Contractors are beginning to remove logging debris from 2019 on District Lot 4180, known as the old downhill ski area. (Millar Hill - 100 Mile Free Press)

Debris grinding begins near the old downhill ski area, east of Centennial Park

The removal process will take up to roughly one month

Contractors are beginning to remove debris from past logging near the old downhill ski area (DL 4180) east of Centennial Park.

Council has endorsed the change from burning to grinding the piles of debris at the Feb. 11 council meeting.

According to Joanne Doddridge, the removal process will take up to roughly one month. Blackstock Road will be used as the access route to the area for the project and all work will be restricted within the hours of 7 a.m. to 5 p.m. on a daily basis.

“The project will limit access to the ski hill,” said Doddridge during the Feb. 11 meeting.

The district suggested several reasons why grinding the debris was a better option as opposed to burning. The first was the proximity to the community in general, but more specifically, the hospital and Mill Site Lodge/ Fischer Place. Burning the debris posed potential health concerns and risk to air quality.

Grinding the debris will have a smaller environmental impact because the grindings can be utilized after the fact.

According to district documents, the grindings will be shipped to Atlantic Power in Williams Lake and purchased for roughly $87,5000 for 100 loads of grindings. The approximate cost for the project is $135,000, which results in a deficit of $50,000 and will be sourced from the district’s annual operating surplus.

Council waived the purchasing policy so that they could hire Huska Holdings, Junar Enterprises Ltd./Timberland Holdings Ltd., Renee Bergbauer and the Williams Lake Power Plant. The reasoning was that the grinding contractor had already been working in the nearby Community Forest minimizing mobilization costs and the trucking company had similarly been hauling out of the Community Forest. Furthermore, both were available on short notice and insurances were already in place.

Doddridge said project notices were made to all residents in the Blackstock residential area and have been posted on the District website and bulletin boards.

The grinding work will overall reduce fuel hazards and address smoke management challenges from the burning of debris piles.


newsroom@100milefreepress.net

Like us on Facebook and follow us on Twitter.

Get local stories you won't find anywhere else right to your inbox.
Sign up here

Just Posted

Preparing for climate change focus of upcoming workshop in Williams Lake

NStQ communities, licensees, local governments and interested people invited to share ideas
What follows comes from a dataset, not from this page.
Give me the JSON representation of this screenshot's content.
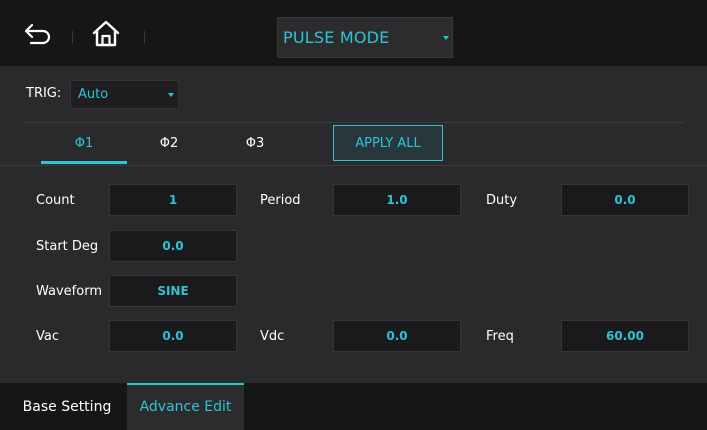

From the archives of the 100 Mile Free Press

40 YEARS AGO (1980): 108 Mile Ranch was to become the first… Continue reading

Sugary drink tax could use some work

The weekly editorial for the 100 Mile Free Press

RCMP release photos of a suspect following two break-and-enters at a 100 Mile business

The 100 Mile RCMP responded to a report of two break-and-enters that… Continue reading

Athlete in Focus: Khale Skinner of the 100 Mile House Wranglers

Not every player can come into a new team mid-season and explode… Continue reading

HIGHLIGHTS: Day one and two at the 2020 BC Winter Games

Athletes had sunny – but cold – weather to work with in Fort St. John

Tyler Toffoli scores twice, Canucks crush Bruins 9-3

Stecher, Miller each add three points for Vancouver

Zamboni driver, 42, earns NHL win over Maple Leafs

Emergency goalie called into action for Carolina Hurricanes

Governor general says multiple solutions needed for ‘complicated’ overdose issue

Julie Payette met at a fire hall with firefighters and police officers as well as politicians and health experts

Landlord ordered to pay $11K after harassing B.C. mom to move days after giving birth

Germaine Valdez was pressured to move just a few days after giving birth by C-section to her child

Heart attacks strike B.C. husband and wife just over one year apart

Courtenay couple share personal stories to bring awareness to heart month

‘Nothing surprises us anymore:’ U.S. border officials find brain in package

U.S. Customs and Border Protection agents found the brain packed in a glass mason jar in a Canada Post shipment

B.C., Ottawa sign sweeping 30-year deal for northern caribou habitat

West Moberly, Saulteau co-manage new protection on two million acres

Eyes on police after Trudeau orders blockades torn down, injunctions enforced

The RCMP in B.C. have sent a letter to the traditional leaders of the Wet’suwet’en Nation

Most Read